Sara’s first advice for your closet improvements is good lighting, well-positioned outlets, and a fresh coat of paint. SolaTubes work very well in closets, allowing in natural light. Additional lighting should be centered and not too close to the clothing. For a reach-in closet, a fluorescent bulb positioned on the header works best. She recommends the light switch be just outside the closet door to save interior space. Too many outlets can also be detrimental, so it’s usually best to limit yourself to one unless you happen to have a closet large enough for an ironing board or plan a phone charging station in your closet—then you want a well-positioned outlet nearby.
Rick Hoekstra owns Kitchen Ideas Center and agrees there’s increasing appreciation for well-built storage spaces. He listens carefully to his clients and designs accordingly. In the case of one customer, Rick even visited the client’s previous home to review what worked and learn what improvements the new home could offer.
With kitchens as a specialty, Rick is at the forefront of the changing parameters for appliances, and offers a wide selection of specialty features, such as drawers that slide out to lift professional stand mixers to counter height. Many kitchens include built-in desks, fully featured islands, racks for wine or cookbooks, and carefully planned pantries.
Each person’s lifestyle and individual pieces have a strong influence on Rick’s recommendations. After viewing a sewing or craft room Rick creates, it’s hard to imagine making do in a spare bedroom or, worse yet, on a kitchen table. Kitchen Ideas Center builds attractive and finely detailed wine cellars, and libraries for CDs and books that make browsing fun. Rick has crafted custom display solutions for everything from a valued collection of china to a set of custom-made model aircraft.
In family rooms and great rooms, Rick now often incorporates home automation and technology into designs, adding space for a Wi-Fi printer, a hidden charging station, or audiovisual equipment. Bars are another popular room addition, and might include display space for liquor bottles and essentials, like a sink and icemaker tucked behind cabinetry.
Though Rick gets involved with larger projects via an interior designer or remodeler, he also works with customers who contact him via the Kitchen Ideas Center showroom on Stoughton Road in Madison. Almost any home offers opportunities for improvements. In newer homes built in the last 10–15 years, improving the original, standard-issue closet systems with better quality equipment increases storage and improves appearance. In older homes, a professional designer can reenvision the existing closets to include shelving and drawers that help maximize space.
Improving your home’s storage spaces turns out to be a good investment. Most prospective buyers have more storage on their list when choosing a new home. Randy Lenz of Realty Executives says, “Maximizing closet and storage space gives a homebuyer a highly valued option to keep their stuff. Every thoughtful upgrade a homeseller can make to accommodate the buyer’s needs just makes a home more attractive.” Adding the cabinetry and systems to use your closets to their fullest makes your life easier now, and could make your home easier to sell later.
Yvette Jones is president of designCraft Advertising in Madison and serves on the board of NARI Madison.
Trust a NARI Professional.
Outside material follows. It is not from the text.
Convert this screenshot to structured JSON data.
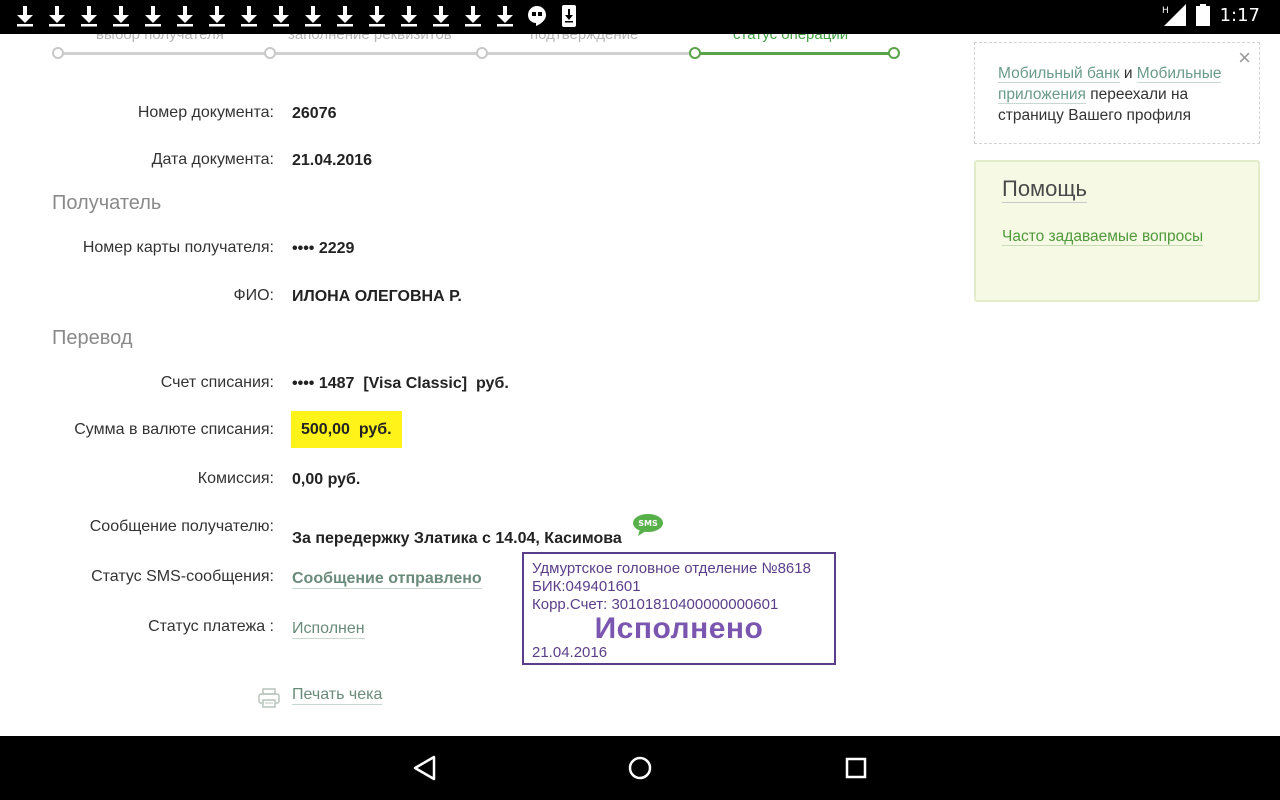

These NARI members appeared in this article.
Closets by Techline
Kitchen Ideas Center
The National Association of the Remodeling Industry, or NARI, represents people who work in and with the remodeling industry. NARI professionals are expected to be licensed and insured, educated about current industry standards, ethical, and dedicated to excellent customer service. Contact the NARI Madison office at (608) 222.0670 or at narimadison.org .